Why zebras have stripes: The debate goes on

Many zebras drinking from a river
Scientists continue to explore exactly why zebras have stripes. Two contrasting studies led by UC Davis and UCLA actually share much in common.

The question of why zebras have stripes is not, so to speak, black and white.

In the online journal Royal Society Open Science, University of California, Davis, professor Tim Caro and Cal State Long Beach assistant professor Theodore Stankowich find both agreement and disagreement with another zebra study.

“Our short paper brings together different ideas about the reasons that zebras have black and white stripes,” Caro said. 

The biologists compared their own previous findings to those of a team led by Brenda Larison of UCLA that appeared in a January 2015 Royal Society Open Science article, “How the zebra got its stripes: a problem with too many solutions.”

Larison’s team studied one zebra species — the plains zebra — and concluded that the amount and intensity of striping was associated with warmer temperatures and high precipitation.
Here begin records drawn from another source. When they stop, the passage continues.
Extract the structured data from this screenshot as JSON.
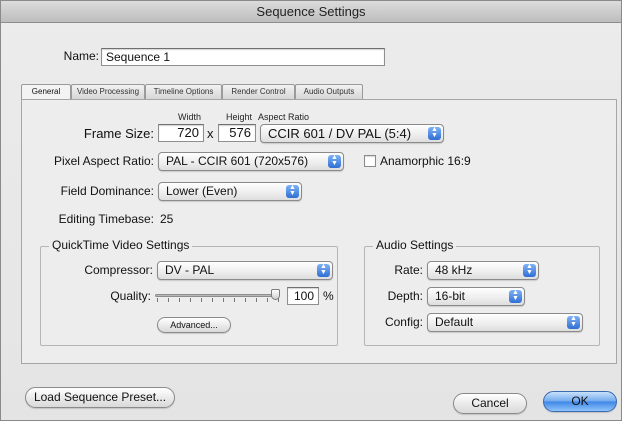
{
  "window": {
    "title": "Sequence Settings"
  },
  "name_field": {
    "label": "Name:",
    "value": "Sequence 1"
  },
  "tabs": [
    {
      "label": "General",
      "active": true
    },
    {
      "label": "Video Processing"
    },
    {
      "label": "Timeline Options"
    },
    {
      "label": "Render Control"
    },
    {
      "label": "Audio Outputs"
    }
  ],
  "frame_size": {
    "label": "Frame Size:",
    "width_caption": "Width",
    "height_caption": "Height",
    "aspect_caption": "Aspect Ratio",
    "width": "720",
    "times": "x",
    "height": "576",
    "aspect_ratio": "CCIR 601 / DV PAL (5:4)"
  },
  "pixel_aspect": {
    "label": "Pixel Aspect Ratio:",
    "value": "PAL - CCIR 601 (720x576)",
    "anamorphic_label": "Anamorphic 16:9",
    "anamorphic_checked": false
  },
  "field_dominance": {
    "label": "Field Dominance:",
    "value": "Lower (Even)"
  },
  "editing_timebase": {
    "label": "Editing Timebase:",
    "value": "25"
  },
  "quicktime": {
    "title": "QuickTime Video Settings",
    "compressor_label": "Compressor:",
    "compressor_value": "DV - PAL",
    "quality_label": "Quality:",
    "quality_value": "100",
    "quality_unit": "%",
    "quality_level": 1.0,
    "advanced_button": "Advanced..."
  },
  "audio": {
    "title": "Audio Settings",
    "rate_label": "Rate:",
    "rate_value": "48 kHz",
    "depth_label": "Depth:",
    "depth_value": "16-bit",
    "config_label": "Config:",
    "config_value": "Default"
  },
  "footer": {
    "load_preset": "Load Sequence Preset...",
    "cancel": "Cancel",
    "ok": "OK"
  },
  "colors": {
    "accent": "#3d86e6",
    "popup_arrow": "#2f6fd3"
  },
  "icons": {
    "popup_arrows": "up-down-arrows-icon"
  }
}
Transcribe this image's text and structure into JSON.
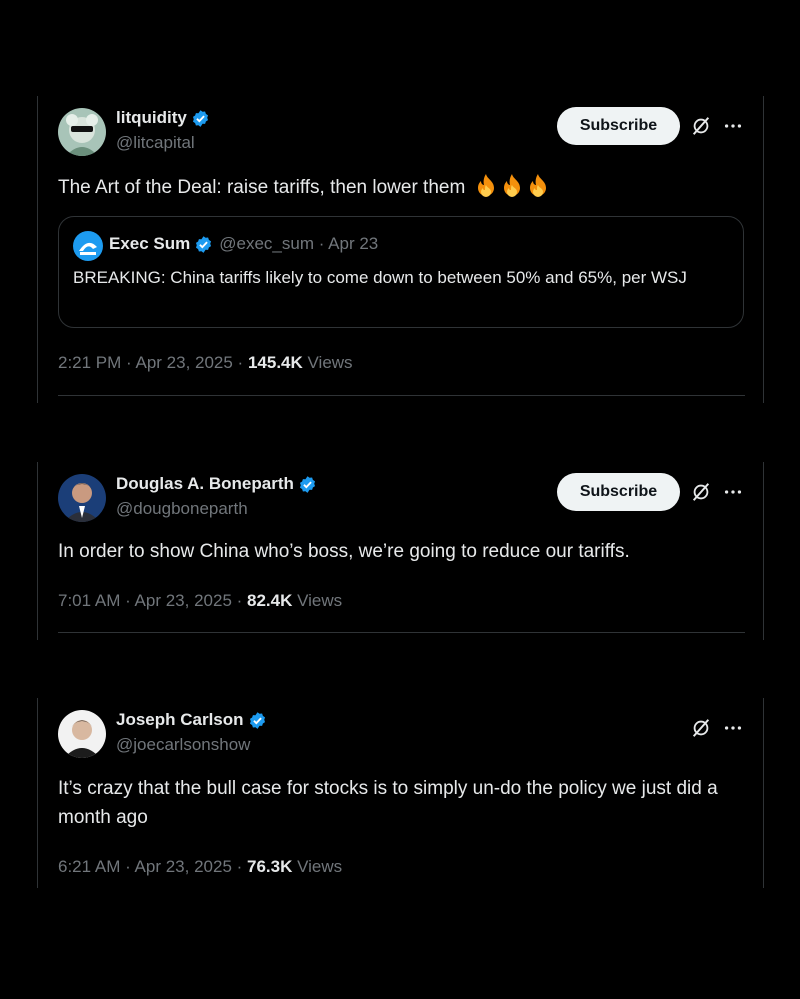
{
  "tweets": [
    {
      "name": "litquidity",
      "handle": "@litcapital",
      "subscribe_label": "Subscribe",
      "text": "The Art of the Deal: raise tariffs, then lower them",
      "emoji": [
        "fire-emoji",
        "fire-emoji",
        "fire-emoji"
      ],
      "quote": {
        "name": "Exec Sum",
        "handle": "@exec_sum · Apr 23",
        "text": "BREAKING: China tariffs likely to come down to between 50% and 65%, per WSJ"
      },
      "time": "2:21 PM · Apr 23, 2025 · ",
      "views_count": "145.4K",
      "views_label": " Views"
    },
    {
      "name": "Douglas A. Boneparth",
      "handle": "@dougboneparth",
      "subscribe_label": "Subscribe",
      "text": "In order to show China who’s boss, we’re going to reduce our tariffs.",
      "time": "7:01 AM · Apr 23, 2025 · ",
      "views_count": "82.4K",
      "views_label": " Views"
    },
    {
      "name": "Joseph Carlson",
      "handle": "@joecarlsonshow",
      "text": "It’s crazy that the bull case for stocks is to simply un-do the policy we just did a month ago",
      "time": "6:21 AM · Apr 23, 2025 · ",
      "views_count": "76.3K",
      "views_label": " Views"
    }
  ],
  "icons": {
    "verified": "verified-badge-icon",
    "grok": "grok-icon",
    "more": "more-icon"
  },
  "colors": {
    "background": "#000000",
    "text": "#e7e9ea",
    "muted": "#71767b",
    "border": "#2f3336",
    "verified": "#1d9bf0",
    "button_bg": "#eff3f4"
  }
}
In an earlier April 1, 2014, study called “The function of zebra stripes” in the journal Nature Communication, Caro, Stankowich and co-authors studied all seven species of equids (zebras and horses), and found that avoiding biting flies, including horseflies and tsetse flies, is the evolutionary driver for zebra stripes.

“Here we want to stress that these two studies agree on a number of points that move detective work on the mystery of zebra stripes forward considerably,” the authors write in the new commentary.

 The studies both:

  • Agree that aspects of striping are associated with warm, humid conditions, and both indirectly point to avoiding biting flies as a driver of striping.
  • Dismiss hypotheses that say stripes evolved to confuse predators, such as lions, or to serve as camouflage in wooded habitats.
  • Question or dismiss the idea that stripes can generate cooling eddies on the zebra’s body.
  • Are hampered by not knowing the extent to which temperature and humidity predict fly annoyance.

They differ in their interpretation of why striping is associated with warm, humid conditions. Larison’s group suggests that zebra stripes serve as a means to cool off the animal because they had found more intense striping in environments with higher temperatures. They focused on temperature as the most powerful of their findings, while Caro’s team found environments favored by biting flies to be the greater driver.

“We think there’s a clear mechanism for how stripes can deter biting flies and thereby prevent the spread of diseases,” Stankowich said. “But we have yet to see a clear mechanism for how striping can influence body temperature.”

One thing on which both studies can agree: More research is needed to understand fully why zebras have black and white stripes.

Media Resources

Kat Kerlin, Research news (emphasis on environmental sciences), 530-750-9195, kekerlin@ucdavis.edu

Tim Caro, 530-771-7116, tmcaro@ucdavis.edu

Secondary Categories

Environment Human & Animal Health